- Radiation therapy: This treatment uses high-energy rays from a specialized machine to damage or eliminate cancer cells and shrink tumors. We often use radiation therapy together with surgery, either before or after the removal of the cancer.
Chemotherapy: We may use chemotherapy, a drug treatment that aims to destroy or shrink cancer cells, before or after surgery.
Different groups of chemotherapy drugs work in different ways. Often, we will use a combination of chemotherapy drugs. Your child may receive chemotherapy:
- Orally, as a pill to swallow.
- Intramuscularly, as an injection into the muscle or fat tissue.
- Intravenously, as a direct injection into the bloodstream or IV.
- Intrathecally, as a direct injection into the spinal column through a needle.
While chemotherapy can be quite effective in treating certain cancers, the drugs cannot differentiate normal healthy cells from cancer cells. As a result, there can be adverse side effects during treatment. Being able to anticipate these side effects can help the care team, child, and family prepare, and in some cases prevent, these complications from occurring.
After treatment, we recommend that your child continue care through our pediatric cancer survivorship programs. Support services include patient and family education, support groups, and counseling options.
Research and Clinical Trials for Childhood Pancreatic Tumors
At Dana-Farber/Boston Children's, patients benefit from the work of our clinical researchers, who are striving to understand the scientific causes of endocrine cancers. Their work results in new treatment options that may revolutionize endocrine cancer care. Find out more about our open clinical trials.
Long-term Outcomes for Children with Pancreatic Tumors
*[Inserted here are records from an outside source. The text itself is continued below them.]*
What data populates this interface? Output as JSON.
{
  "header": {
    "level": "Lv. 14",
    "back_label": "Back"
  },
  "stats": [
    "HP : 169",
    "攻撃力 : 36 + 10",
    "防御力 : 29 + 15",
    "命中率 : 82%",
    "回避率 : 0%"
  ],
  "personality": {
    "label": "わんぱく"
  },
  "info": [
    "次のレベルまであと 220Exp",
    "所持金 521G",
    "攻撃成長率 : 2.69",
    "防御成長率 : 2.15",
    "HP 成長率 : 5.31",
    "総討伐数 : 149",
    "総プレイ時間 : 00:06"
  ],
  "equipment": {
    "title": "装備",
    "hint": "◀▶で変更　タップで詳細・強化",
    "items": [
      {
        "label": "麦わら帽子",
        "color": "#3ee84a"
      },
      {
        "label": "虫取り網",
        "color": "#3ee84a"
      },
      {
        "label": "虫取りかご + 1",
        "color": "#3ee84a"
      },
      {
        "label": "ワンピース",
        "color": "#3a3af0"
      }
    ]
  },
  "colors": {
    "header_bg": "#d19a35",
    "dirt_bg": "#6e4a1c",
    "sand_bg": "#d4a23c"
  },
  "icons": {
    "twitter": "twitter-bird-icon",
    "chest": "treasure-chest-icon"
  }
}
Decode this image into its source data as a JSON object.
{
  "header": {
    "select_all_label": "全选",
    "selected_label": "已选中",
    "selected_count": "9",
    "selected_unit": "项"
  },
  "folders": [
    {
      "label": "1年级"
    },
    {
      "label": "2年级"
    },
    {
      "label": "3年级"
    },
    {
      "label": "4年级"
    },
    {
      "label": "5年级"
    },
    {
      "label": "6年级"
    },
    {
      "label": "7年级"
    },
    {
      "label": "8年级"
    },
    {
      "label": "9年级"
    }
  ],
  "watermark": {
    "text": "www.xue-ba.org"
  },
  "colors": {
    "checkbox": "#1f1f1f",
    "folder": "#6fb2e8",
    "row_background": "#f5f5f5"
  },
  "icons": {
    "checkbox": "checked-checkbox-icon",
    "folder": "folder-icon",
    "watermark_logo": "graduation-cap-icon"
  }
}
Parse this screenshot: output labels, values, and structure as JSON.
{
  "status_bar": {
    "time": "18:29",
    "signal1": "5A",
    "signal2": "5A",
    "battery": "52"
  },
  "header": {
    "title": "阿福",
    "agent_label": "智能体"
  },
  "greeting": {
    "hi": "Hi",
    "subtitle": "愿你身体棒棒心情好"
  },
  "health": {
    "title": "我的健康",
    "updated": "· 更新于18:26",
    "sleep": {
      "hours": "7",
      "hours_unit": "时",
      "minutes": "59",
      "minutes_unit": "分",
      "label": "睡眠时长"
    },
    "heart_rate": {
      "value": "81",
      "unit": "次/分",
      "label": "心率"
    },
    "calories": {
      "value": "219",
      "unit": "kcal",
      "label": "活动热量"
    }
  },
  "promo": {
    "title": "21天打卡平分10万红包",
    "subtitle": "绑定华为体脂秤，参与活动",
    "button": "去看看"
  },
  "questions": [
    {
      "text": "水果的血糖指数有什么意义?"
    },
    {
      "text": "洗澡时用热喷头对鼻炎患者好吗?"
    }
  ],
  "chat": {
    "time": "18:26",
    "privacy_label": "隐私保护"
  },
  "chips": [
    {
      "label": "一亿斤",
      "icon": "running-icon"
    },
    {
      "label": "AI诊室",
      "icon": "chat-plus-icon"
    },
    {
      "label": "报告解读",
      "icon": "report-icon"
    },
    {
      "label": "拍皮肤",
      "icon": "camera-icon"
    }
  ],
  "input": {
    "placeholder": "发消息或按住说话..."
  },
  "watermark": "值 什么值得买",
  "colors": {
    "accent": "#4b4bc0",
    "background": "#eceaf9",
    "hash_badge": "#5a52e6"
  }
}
A patient's prognosis depends on where the tumor is and whether it has spread. With continued care from our survivorship program, your child will receive comprehensive follow-up care to catch any recurrence or other issues.
Childhood Pancreatic Tumors Treatment Team
Your child's care team includes a specialized team of pediatric cancer experts, including medical oncologists, surgeons, and radiation oncologists. View a complete list of the specialists in our Childhood Solid Tumor Center.